[Extracted data entries]
◆ ◆ ◆ ◆

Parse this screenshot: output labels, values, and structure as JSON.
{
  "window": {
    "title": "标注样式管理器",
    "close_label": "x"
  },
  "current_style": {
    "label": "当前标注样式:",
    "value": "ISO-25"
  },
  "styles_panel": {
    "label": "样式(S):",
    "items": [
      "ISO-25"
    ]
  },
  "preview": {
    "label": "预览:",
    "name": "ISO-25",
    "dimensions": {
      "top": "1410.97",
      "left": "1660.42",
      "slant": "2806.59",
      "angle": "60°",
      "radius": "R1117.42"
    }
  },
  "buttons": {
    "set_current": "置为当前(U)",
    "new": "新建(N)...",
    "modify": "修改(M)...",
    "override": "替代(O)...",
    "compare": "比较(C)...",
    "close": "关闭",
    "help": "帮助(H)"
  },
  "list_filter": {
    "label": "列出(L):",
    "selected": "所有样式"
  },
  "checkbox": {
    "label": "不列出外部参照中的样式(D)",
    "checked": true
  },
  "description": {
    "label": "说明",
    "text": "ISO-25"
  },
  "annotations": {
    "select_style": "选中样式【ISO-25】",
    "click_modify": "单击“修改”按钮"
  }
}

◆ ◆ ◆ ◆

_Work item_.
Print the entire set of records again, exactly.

_Reply to the exercise_.
Parse this screenshot: output labels, values, and structure as JSON.
{
  "window": {
    "title": "标注样式管理器",
    "close_label": "x"
  },
  "current_style": {
    "label": "当前标注样式:",
    "value": "ISO-25"
  },
  "styles_panel": {
    "label": "样式(S):",
    "items": [
      "ISO-25"
    ]
  },
  "preview": {
    "label": "预览:",
    "name": "ISO-25",
    "dimensions": {
      "top": "1410.97",
      "left": "1660.42",
      "slant": "2806.59",
      "angle": "60°",
      "radius": "R1117.42"
    }
  },
  "buttons": {
    "set_current": "置为当前(U)",
    "new": "新建(N)...",
    "modify": "修改(M)...",
    "override": "替代(O)...",
    "compare": "比较(C)...",
    "close": "关闭",
    "help": "帮助(H)"
  },
  "list_filter": {
    "label": "列出(L):",
    "selected": "所有样式"
  },
  "checkbox": {
    "label": "不列出外部参照中的样式(D)",
    "checked": true
  },
  "description": {
    "label": "说明",
    "text": "ISO-25"
  },
  "annotations": {
    "select_style": "选中样式【ISO-25】",
    "click_modify": "单击“修改”按钮"
  }
}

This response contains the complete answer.